Learn how to extract honey easily with our DIY slow honey harvester.
Beekeeping can be an expensive business. On top of hive equipment, the cost of harvesting gear can run into the hundreds.
Extracting honey can also be a time-hungry exercise. And it takes a lot of energy. That is, if you don’t have an electric spinner.
Enter the slow honey harvester!
Just like barefoot beekeeping, slow honey harvesting bucks the commercial beekeeping trend. These slow harvesters work over the course of days, weeks and even months. But the rewards are worth it. Yummy honey, and barely any of the effort required to spin frames.
This slow harvester is perfect for harvesting from top bar hives. Or even wild honeycomb.
Even if you use a conventional spinner for your frames, using this method is still handy. You can use it to extract honey easily from your cappings, or for burr comb. It is a great way to get all the honey you can for your beekeeping work.
We always have a few buckets on hand to process any comb we can’t fit into our spinner and for cappings, and it works a treat.
How to make your own DIY honey harvester
You will need:
- 2 x food grade plastic buckets that will nest inside one another.
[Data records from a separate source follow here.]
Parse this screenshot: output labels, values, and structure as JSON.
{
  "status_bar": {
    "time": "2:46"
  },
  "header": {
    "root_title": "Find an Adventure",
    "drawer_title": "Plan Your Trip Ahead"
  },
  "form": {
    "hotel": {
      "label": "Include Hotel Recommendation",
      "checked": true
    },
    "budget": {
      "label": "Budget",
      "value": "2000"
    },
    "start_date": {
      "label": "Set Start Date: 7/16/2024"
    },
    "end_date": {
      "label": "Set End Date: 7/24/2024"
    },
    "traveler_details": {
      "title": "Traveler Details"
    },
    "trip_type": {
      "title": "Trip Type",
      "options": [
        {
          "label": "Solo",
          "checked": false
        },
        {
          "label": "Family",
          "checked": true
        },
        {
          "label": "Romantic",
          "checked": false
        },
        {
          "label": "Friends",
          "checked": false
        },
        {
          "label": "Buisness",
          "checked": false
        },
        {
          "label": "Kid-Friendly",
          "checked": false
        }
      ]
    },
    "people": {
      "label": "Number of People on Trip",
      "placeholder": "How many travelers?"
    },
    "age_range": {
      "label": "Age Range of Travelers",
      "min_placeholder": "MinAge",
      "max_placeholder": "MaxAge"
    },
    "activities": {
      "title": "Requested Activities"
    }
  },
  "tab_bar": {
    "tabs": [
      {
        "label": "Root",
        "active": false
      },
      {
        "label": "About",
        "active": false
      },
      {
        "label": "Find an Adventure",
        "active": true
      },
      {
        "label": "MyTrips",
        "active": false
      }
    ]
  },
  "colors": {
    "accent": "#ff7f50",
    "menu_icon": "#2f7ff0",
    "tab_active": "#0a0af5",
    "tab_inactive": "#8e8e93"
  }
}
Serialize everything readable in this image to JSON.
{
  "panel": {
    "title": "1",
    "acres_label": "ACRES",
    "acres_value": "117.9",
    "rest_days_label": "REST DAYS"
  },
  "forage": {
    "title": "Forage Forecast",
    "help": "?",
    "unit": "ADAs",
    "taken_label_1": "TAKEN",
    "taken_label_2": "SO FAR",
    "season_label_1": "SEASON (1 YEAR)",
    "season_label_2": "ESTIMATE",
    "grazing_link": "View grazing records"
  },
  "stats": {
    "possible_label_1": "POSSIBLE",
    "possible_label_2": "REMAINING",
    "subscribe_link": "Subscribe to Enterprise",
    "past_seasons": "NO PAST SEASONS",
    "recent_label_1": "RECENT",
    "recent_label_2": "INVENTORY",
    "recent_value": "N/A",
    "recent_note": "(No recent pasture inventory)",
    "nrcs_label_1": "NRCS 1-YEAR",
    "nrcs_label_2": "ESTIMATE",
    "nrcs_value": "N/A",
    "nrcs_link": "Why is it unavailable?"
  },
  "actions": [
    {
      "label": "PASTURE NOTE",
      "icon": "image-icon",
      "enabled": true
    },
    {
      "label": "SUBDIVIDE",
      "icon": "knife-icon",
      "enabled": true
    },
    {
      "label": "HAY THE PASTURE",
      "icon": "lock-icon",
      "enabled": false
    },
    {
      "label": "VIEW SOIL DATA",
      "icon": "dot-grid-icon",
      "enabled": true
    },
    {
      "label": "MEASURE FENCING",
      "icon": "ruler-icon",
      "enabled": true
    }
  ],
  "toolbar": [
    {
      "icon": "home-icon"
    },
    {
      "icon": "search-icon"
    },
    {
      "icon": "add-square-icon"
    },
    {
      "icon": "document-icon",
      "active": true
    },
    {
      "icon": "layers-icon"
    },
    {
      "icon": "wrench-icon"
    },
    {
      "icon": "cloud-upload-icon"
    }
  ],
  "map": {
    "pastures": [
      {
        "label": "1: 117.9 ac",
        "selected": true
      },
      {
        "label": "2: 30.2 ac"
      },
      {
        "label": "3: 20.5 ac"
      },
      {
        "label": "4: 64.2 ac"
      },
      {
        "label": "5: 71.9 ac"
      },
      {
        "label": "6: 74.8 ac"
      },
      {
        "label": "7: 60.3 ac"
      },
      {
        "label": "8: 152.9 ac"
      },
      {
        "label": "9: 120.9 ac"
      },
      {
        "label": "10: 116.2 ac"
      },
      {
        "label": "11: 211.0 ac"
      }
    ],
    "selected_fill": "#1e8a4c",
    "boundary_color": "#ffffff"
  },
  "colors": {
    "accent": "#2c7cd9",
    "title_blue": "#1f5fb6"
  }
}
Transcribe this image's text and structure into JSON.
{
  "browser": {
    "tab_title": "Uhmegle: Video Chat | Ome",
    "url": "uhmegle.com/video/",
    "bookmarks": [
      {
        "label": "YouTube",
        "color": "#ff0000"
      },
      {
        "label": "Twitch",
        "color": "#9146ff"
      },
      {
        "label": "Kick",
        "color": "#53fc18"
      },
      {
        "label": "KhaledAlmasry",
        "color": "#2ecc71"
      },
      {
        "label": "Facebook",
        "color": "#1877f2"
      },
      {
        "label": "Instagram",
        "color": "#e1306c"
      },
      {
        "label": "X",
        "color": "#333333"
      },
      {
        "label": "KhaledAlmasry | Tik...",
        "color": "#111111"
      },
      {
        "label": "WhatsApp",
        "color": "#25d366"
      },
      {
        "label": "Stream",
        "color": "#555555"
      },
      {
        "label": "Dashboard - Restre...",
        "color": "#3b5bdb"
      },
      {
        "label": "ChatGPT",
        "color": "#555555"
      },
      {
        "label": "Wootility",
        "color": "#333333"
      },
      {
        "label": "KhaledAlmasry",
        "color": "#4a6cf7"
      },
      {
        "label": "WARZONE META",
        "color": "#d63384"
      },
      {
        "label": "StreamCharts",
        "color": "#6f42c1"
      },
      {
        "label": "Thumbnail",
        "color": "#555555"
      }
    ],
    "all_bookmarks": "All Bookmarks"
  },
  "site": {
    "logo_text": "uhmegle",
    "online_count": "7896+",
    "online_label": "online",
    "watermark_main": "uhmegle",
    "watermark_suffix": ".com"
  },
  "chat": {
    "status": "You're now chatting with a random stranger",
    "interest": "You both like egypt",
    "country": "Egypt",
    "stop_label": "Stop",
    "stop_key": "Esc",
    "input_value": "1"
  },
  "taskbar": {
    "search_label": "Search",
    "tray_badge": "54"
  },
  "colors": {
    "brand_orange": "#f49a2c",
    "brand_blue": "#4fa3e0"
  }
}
You can get these for free from many food manufacturers.
- One lid that fits well.
- A drill or screw punch.
- Honeycomb to be harvested.
- A hot extraction knife OR a large knife and a bowl of hot water.
In the bottom of one bucket drill a bunch of holes using a 5 or 6mm drill bit, or screw punch attachment.
Sit the holey bucket in the other bucket.
Fill with honeycomb or cappings.
Using a clean ladel or spoon, press down gently but firmly on the comb to crush it.
Put the lid on top bucket and leave buckets in a spot free from ants for a few days (or even longer if you’re not in a hurry for the honey).
At this point you can remove the top bucket and scoop out the clear strained honey from the bottom bucket. Once you replace the top bucket, stir the comb around and crush again with a clean spoon or ladel.
Repeat this process as many times as it takes until you no longer get any honey dripping into the bottom bucket. Your comb is now ready to be processed into beeswax. And you can use the bucket to start another batch of slow honey harvesting!